‘For all the Hollywood obsession with high-concept and special effects, sometimes there’s something enchanting about a simple story simply told, and a movie of small rather than grand gestures. Case in point: the pleasant and enchanting Brightest Star, a narratively slight but well acted and keenly observed romantic dramedy about a twentysomething guy’s romantic fumblings and occupational uncertainty. The feature film debut of Maggie Kiley, Brightest Star isn’t a movie of conventionally structured catharsis.’
— Paste Magazine

Maggie Kiley, who began her career as an actress at off Broadway’s Atlantic Theater Company and in films for James Gray and Andrew Jarecki, came up as an emerging director via American Film Institute’s prestigious Directing Workshop for Women. Her award winning short Some Boys Don’t Leave, starred Jesse Eisenberg and played over 50 festivals, garnering awards at both Tribeca Film Festival and the Palm Springs International Shorts fest. Soon after, Maggie received the Panavision New Filmmaker Grant for her debut feature, Brightest Star. The film, starring Chris Lowell and Academy Award winner Allison Janney, was released by Gravitas. Later films include Dial a Prayer, starring Brittany Snow and William H Macy released in the Spring of 2015 and thriller Caught starring Anna Camp for Mar Vista Entertainment. Caught world premiered at the Los Angeles Film Festival as one of eight films in competition in the genre section: Nightfall and was later acquired by A & E.

Buoyed by the support of many diversity programs including the Fox Directors Lab, Film Independent’s Directing Lab and WeForShe, Maggie made the transition to episodic directing after being selected as the first participant in Ryan Murphy’s Half Initiative. Her debut episode of Scream Queens was well received and launched a fast paced two years. Her notable TV work includes Chilling Adventures of Sabrina (Netflix), Marvel’s The Gifted (Fox) 9-1-1 (Fox), American Horror Story: Cult (FX), Riverdale (CW), Insatiable (Netflix), Impulse (YoutubeRed) and George RR Martin’s Nightflyers (SyFy/Netflix).

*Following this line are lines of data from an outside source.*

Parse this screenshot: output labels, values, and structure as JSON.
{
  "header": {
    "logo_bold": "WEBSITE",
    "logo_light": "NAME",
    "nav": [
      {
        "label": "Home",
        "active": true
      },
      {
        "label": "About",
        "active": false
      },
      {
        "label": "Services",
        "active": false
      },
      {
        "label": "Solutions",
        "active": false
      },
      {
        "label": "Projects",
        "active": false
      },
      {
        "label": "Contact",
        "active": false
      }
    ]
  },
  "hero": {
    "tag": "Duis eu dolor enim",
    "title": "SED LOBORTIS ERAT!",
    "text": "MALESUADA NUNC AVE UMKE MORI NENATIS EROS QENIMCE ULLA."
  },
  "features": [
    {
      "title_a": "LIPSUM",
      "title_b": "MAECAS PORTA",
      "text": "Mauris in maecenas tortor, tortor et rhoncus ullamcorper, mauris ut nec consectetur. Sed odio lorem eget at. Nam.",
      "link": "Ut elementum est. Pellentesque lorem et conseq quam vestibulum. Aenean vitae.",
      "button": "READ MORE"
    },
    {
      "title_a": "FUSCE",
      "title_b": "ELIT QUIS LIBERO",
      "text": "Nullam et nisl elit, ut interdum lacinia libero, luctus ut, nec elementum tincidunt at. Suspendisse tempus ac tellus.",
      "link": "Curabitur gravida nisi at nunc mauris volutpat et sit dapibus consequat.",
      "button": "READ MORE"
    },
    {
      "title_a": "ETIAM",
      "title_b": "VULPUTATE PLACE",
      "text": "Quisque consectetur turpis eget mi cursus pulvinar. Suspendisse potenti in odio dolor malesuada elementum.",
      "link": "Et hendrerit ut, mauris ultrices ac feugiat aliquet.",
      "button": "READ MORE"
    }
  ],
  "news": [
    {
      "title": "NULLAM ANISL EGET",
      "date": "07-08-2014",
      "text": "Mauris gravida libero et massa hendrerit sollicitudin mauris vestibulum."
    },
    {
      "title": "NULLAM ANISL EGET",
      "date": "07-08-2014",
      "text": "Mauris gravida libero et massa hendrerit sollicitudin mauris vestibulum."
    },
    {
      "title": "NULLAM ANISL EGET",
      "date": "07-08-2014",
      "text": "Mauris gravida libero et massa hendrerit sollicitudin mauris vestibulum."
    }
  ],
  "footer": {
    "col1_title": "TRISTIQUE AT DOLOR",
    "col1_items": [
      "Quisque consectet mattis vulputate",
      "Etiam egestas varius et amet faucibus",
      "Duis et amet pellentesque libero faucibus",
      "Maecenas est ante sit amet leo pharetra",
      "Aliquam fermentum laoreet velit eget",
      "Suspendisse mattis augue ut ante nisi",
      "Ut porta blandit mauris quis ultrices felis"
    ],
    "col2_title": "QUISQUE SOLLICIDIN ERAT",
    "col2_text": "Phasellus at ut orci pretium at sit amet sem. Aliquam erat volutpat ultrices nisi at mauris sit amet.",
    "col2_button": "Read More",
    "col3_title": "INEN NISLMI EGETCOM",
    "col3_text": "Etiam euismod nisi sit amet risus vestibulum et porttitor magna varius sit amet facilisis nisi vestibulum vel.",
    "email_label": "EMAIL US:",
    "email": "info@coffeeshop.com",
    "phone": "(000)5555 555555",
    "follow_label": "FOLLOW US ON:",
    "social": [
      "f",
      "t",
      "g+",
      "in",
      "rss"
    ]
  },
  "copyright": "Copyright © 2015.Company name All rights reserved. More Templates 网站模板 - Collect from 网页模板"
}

Most recently Maggie directed the pilot episode of Katy Keene for showrunners Roberto Aguirre-Sacasa and Michael Grassi. The Riverdale spin off was produced by Warner Brothers Television/Berlanti Productions and ordered to series on the CW. Other recent television work includes the anthology series What/If starring Renée Zellweger for Netflix and this year’s musical episode of Riverdale featuring songs from Heathers the Musical.

Maggie is currently serving as Co-Executive Producer and Director on Season 2 of Dirty John for Showrunner Alex Cunningham, UCP and USA. Maggie will helm four episodes of the show, including the premiere and finale.

‘Maggie Kiley, the writer-director of Dial a Prayer, is a sly puss. Her film begins as a seemingly snarky satire of all those God-for-a-dollar movements, with Cora the most virulent atheist there ever could be. But gradually, its deeper meaning sets in—i.e., the need of everyone for some kind of deep solace in their crazy lives, with bad-ass, former hard-partying girl Cora the most in need of all. The film becomes a rather touching portrait of a young woman’s human growth, laced with a salutary number of small yet piquant observations along the way.’
— Film Journal International
‘Kiley comes by these character studies earnestly, one of her most distinctive and endearing qualities as a filmmaker being the sincerity with which she explores the often flawed people at the center of her stories.’
— Stephen Saito, The Moveable Feast